Algerian troops have carried out one of the largest counter-terrorism operations in years, killing 22 militants. The Islamists are believed to be members of the Caliphate Soldiers, a group loyal to the "Islamic State."
Algerian security forces killed at least 22 Islamist militants Tuesday as they were meeting to plan an attack on the capital of Algiers, the Algerian security officials said.
A security official told Reuters news agency the militants were members of the Caliphate Soldiers, an al Qaeda splinter group that had declared allegiance to the Islamic State militant group.
"This is a major counter-terrorism operation, the largest in terms of militants killed in years," the security source said. "They were holding a meeting at the time."
The assault on the group took place in the Boukram forest in Boumerdes, about 20 kilometers from the capital of Algiers. Intelligence sources had informed the Algerian army about the meeting.
Dozens of weapons and homemade bombs were seized during the raid.
The Caliphate Soldiers in September kidnapped and killed a French tourist in the mountains east of Algiers, prompting Algerian troops to step up security operations in the region.
The Algerian army said it is still pursuing other members of the group, though it did not provide further details.
The last major attack in Algeria was an attack on a desert oil facility in January 2013 that left 40 mainly foreign hostages dead.
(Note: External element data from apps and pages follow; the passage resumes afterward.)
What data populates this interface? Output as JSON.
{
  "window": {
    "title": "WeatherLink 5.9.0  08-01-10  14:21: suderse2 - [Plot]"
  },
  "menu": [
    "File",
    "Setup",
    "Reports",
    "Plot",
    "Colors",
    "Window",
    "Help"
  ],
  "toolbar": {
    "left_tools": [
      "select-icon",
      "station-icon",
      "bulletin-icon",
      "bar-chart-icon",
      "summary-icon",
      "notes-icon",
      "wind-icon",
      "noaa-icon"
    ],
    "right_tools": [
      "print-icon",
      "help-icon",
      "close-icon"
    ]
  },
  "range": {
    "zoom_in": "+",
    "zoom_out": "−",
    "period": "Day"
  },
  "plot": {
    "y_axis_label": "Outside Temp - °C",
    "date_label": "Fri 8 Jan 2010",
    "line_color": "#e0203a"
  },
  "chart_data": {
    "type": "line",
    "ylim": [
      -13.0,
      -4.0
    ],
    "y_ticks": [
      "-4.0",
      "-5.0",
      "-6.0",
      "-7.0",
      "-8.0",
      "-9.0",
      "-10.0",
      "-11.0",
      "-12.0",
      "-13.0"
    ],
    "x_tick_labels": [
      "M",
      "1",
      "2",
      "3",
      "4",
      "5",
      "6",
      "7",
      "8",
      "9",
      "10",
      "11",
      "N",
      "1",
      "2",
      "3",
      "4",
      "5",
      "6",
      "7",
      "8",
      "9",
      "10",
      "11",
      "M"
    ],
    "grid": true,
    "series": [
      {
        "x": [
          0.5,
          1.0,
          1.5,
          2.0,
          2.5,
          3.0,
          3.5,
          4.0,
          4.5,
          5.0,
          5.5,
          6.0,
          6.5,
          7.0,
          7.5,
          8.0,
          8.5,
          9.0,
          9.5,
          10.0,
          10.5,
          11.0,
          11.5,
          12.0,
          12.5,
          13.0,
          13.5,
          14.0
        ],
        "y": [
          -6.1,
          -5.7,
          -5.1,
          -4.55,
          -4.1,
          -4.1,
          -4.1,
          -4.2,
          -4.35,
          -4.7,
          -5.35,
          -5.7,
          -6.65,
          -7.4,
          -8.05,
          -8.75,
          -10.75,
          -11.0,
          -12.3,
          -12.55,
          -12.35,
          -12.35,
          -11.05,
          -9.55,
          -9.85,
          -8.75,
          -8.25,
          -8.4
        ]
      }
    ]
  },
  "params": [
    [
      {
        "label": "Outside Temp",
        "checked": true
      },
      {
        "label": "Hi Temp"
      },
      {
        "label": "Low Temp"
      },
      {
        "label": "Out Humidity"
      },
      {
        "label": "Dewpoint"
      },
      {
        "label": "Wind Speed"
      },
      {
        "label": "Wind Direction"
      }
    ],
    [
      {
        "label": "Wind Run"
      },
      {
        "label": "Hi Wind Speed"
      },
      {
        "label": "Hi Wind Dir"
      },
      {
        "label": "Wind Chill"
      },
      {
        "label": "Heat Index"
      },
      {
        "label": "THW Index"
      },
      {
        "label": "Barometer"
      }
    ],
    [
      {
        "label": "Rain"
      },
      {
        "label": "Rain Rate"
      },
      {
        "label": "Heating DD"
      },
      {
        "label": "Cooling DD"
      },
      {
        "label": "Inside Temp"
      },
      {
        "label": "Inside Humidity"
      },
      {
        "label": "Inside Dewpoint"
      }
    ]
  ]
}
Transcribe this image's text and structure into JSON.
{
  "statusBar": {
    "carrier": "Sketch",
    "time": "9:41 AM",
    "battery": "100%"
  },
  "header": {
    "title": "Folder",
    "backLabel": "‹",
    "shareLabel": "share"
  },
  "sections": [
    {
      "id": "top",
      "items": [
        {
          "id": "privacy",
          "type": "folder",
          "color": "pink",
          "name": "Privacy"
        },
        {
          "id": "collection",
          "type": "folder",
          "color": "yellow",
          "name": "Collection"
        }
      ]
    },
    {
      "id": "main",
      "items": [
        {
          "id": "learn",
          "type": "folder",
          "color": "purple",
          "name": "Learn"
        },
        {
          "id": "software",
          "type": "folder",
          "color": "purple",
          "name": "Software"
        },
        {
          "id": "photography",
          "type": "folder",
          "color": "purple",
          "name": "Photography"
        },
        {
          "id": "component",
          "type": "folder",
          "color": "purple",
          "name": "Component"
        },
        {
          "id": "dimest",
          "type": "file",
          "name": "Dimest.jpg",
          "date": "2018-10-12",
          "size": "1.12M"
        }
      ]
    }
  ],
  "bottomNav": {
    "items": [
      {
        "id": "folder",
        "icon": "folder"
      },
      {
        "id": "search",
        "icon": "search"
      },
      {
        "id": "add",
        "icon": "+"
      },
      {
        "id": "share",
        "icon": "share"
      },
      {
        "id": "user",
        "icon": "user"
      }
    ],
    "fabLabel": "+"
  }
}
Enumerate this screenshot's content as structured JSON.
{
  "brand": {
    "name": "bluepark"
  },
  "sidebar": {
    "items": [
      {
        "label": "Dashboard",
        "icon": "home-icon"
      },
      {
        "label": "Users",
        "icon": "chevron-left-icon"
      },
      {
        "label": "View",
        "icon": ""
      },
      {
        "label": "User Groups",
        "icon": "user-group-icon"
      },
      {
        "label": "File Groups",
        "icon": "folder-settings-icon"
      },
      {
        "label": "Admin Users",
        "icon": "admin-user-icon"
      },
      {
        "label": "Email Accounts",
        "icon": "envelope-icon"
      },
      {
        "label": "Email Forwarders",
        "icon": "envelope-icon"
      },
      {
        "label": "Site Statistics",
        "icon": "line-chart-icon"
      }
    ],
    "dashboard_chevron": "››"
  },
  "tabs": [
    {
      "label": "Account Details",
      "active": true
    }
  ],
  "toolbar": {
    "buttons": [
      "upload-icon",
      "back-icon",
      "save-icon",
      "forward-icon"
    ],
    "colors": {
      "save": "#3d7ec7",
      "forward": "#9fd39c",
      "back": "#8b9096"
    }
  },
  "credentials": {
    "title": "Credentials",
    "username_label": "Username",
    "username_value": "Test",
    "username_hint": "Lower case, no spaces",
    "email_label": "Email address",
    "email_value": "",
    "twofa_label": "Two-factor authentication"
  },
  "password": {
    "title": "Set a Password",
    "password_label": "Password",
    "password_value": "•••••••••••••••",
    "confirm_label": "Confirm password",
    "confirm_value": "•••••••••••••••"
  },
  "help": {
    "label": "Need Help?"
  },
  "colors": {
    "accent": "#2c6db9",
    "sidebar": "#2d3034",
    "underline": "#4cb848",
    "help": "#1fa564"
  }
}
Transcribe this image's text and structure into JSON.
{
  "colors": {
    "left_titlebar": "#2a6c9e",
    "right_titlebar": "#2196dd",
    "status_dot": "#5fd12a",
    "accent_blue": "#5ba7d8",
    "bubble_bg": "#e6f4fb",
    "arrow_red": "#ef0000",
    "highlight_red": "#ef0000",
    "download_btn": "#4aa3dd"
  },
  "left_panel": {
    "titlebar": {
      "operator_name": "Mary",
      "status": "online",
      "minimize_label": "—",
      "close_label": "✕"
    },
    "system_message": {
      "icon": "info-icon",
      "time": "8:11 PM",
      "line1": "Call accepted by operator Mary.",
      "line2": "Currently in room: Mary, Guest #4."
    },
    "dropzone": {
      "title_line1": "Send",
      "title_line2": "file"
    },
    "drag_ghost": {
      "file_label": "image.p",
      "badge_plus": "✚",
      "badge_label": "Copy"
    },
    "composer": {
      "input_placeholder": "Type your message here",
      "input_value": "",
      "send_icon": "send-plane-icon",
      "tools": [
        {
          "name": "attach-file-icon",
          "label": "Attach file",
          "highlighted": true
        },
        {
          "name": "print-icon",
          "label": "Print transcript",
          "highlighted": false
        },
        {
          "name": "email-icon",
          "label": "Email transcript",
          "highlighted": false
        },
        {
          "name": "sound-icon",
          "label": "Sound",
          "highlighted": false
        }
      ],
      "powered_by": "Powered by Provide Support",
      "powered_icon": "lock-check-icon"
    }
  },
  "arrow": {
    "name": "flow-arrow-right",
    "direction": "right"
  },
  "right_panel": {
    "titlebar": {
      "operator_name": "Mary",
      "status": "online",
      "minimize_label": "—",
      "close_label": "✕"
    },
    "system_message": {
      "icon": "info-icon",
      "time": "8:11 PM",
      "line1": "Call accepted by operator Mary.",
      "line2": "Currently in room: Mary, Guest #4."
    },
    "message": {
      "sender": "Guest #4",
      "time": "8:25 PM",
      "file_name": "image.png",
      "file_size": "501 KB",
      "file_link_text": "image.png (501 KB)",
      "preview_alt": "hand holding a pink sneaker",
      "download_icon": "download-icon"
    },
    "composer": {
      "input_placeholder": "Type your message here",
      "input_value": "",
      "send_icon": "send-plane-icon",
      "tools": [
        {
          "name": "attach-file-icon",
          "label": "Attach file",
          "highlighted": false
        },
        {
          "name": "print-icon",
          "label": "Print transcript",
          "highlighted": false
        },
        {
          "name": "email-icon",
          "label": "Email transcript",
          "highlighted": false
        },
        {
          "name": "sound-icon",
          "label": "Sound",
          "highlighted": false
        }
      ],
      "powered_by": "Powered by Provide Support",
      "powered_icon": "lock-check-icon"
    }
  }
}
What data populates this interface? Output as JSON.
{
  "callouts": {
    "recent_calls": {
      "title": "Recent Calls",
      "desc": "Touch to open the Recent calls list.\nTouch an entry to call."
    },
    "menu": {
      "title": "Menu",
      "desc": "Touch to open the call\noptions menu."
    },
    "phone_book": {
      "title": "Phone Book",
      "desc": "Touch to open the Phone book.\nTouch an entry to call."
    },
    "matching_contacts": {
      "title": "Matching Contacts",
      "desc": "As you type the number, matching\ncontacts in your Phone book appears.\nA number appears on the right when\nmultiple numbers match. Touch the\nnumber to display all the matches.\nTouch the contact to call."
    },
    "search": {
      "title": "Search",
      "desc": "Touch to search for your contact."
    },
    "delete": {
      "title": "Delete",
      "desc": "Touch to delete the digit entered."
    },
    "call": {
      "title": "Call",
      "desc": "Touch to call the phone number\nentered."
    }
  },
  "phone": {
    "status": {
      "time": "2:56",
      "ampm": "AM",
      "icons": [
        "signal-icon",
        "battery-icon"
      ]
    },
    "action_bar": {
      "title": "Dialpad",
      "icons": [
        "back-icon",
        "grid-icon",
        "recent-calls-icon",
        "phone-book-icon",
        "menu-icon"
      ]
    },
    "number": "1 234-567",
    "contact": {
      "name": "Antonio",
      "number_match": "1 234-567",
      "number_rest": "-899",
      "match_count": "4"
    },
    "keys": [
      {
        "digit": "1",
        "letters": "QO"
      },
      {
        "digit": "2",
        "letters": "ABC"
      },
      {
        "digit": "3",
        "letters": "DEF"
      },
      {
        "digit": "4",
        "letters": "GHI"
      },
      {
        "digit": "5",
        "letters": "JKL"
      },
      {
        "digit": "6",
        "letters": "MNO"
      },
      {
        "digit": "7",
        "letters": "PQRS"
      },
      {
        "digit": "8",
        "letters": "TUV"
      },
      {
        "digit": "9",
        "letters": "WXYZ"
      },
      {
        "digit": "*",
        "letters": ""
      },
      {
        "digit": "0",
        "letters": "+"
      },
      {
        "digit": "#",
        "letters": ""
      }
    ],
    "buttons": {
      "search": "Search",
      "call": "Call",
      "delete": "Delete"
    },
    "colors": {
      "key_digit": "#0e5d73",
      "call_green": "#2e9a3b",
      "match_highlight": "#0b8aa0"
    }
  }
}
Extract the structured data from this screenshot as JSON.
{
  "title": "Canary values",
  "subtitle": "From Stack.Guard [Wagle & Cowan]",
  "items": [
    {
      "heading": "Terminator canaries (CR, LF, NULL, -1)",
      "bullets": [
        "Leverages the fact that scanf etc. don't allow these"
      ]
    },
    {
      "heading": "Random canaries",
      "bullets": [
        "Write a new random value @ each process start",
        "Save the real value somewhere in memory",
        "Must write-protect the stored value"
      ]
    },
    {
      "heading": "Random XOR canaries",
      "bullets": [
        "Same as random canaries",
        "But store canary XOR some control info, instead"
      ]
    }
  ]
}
Al Qaeda-linked militant Mokhtar Belmokhtar claimed responsibility for that attack.
Al Qaeda in the Islamic Maghreb, or AQIM, operates east of Algiers and carries out sporadic attacks.
Since the end of Algeria's decade-long 1990s war with Islamist militants, Algeria has become a partner in the Western campaign to root out insurgent groups in North Africa, especially in Mali and Libya.
bw/cmk (AP, Reuters, AFP)